Problem to work on => The pictures in the data below are to be omitted; all else must be duplicated exactly.

[Entries from a dataset of interfaces]
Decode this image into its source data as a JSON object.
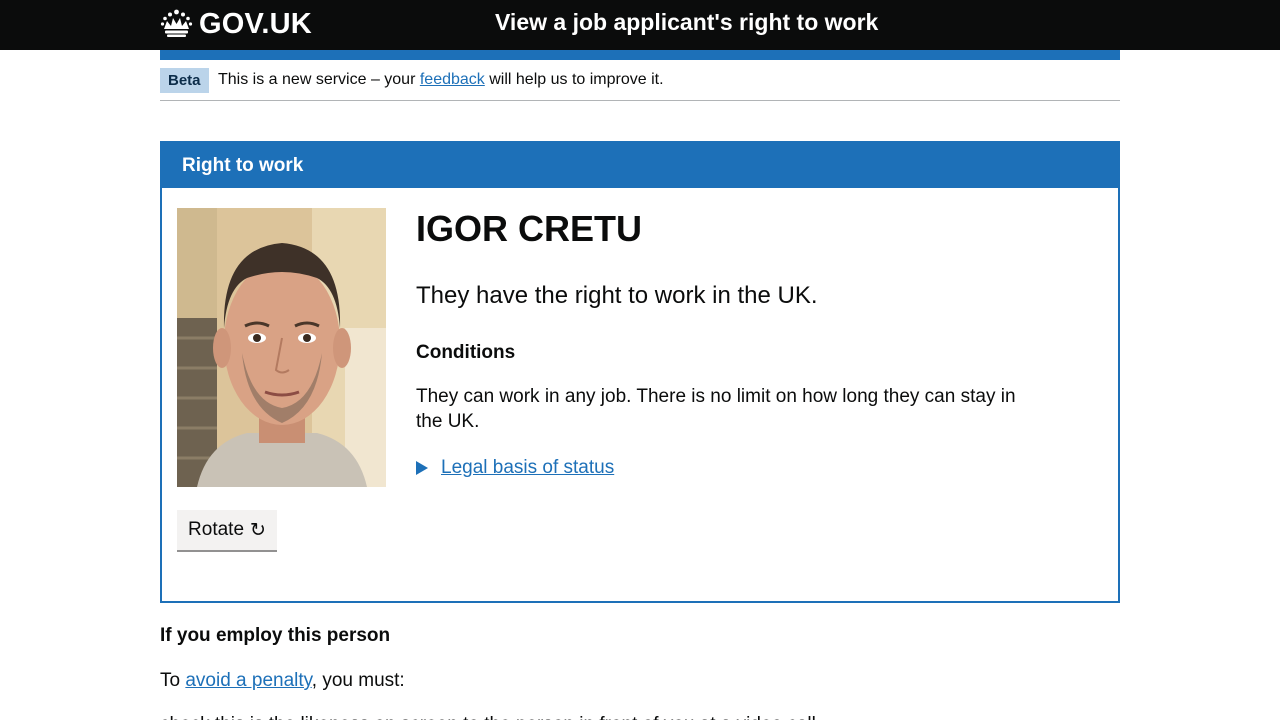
{
  "header": {
    "logo_text": "GOV.UK",
    "service_name": "View a job applicant's right to work",
    "background": "#0b0c0c",
    "accent": "#1d70b8"
  },
  "phase_banner": {
    "tag": "Beta",
    "text_before": "This is a new service – your ",
    "link": "feedback",
    "text_after": " will help us to improve it."
  },
  "panel": {
    "title": "Right to work",
    "name": "IGOR CRETU",
    "status": "They have the right to work in the UK.",
    "conditions_heading": "Conditions",
    "conditions_text": "They can work in any job. There is no limit on how long they can stay in the UK.",
    "details_summary": "Legal basis of status",
    "rotate_label": "Rotate",
    "rotate_icon": "↻"
  },
  "employ": {
    "heading": "If you employ this person",
    "penalty_before": "To ",
    "penalty_link": "avoid a penalty",
    "penalty_after": ", you must:",
    "cut_line": "check this is the likeness on screen to the person in front of you at a video call"
  },
  "icons": {
    "crown": "crown-icon",
    "details_arrow": "triangle-right-icon",
    "rotate": "rotate-icon"
  }
}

Solution for this exercise =>
Decode this image into its source data as a JSON object.
{
  "header": {
    "logo_text": "GOV.UK",
    "service_name": "View a job applicant's right to work",
    "background": "#0b0c0c",
    "accent": "#1d70b8"
  },
  "phase_banner": {
    "tag": "Beta",
    "text_before": "This is a new service – your ",
    "link": "feedback",
    "text_after": " will help us to improve it."
  },
  "panel": {
    "title": "Right to work",
    "name": "IGOR CRETU",
    "status": "They have the right to work in the UK.",
    "conditions_heading": "Conditions",
    "conditions_text": "They can work in any job. There is no limit on how long they can stay in the UK.",
    "details_summary": "Legal basis of status",
    "rotate_label": "Rotate",
    "rotate_icon": "↻"
  },
  "employ": {
    "heading": "If you employ this person",
    "penalty_before": "To ",
    "penalty_link": "avoid a penalty",
    "penalty_after": ", you must:",
    "cut_line": "check this is the likeness on screen to the person in front of you at a video call"
  },
  "icons": {
    "crown": "crown-icon",
    "details_arrow": "triangle-right-icon",
    "rotate": "rotate-icon"
  }
}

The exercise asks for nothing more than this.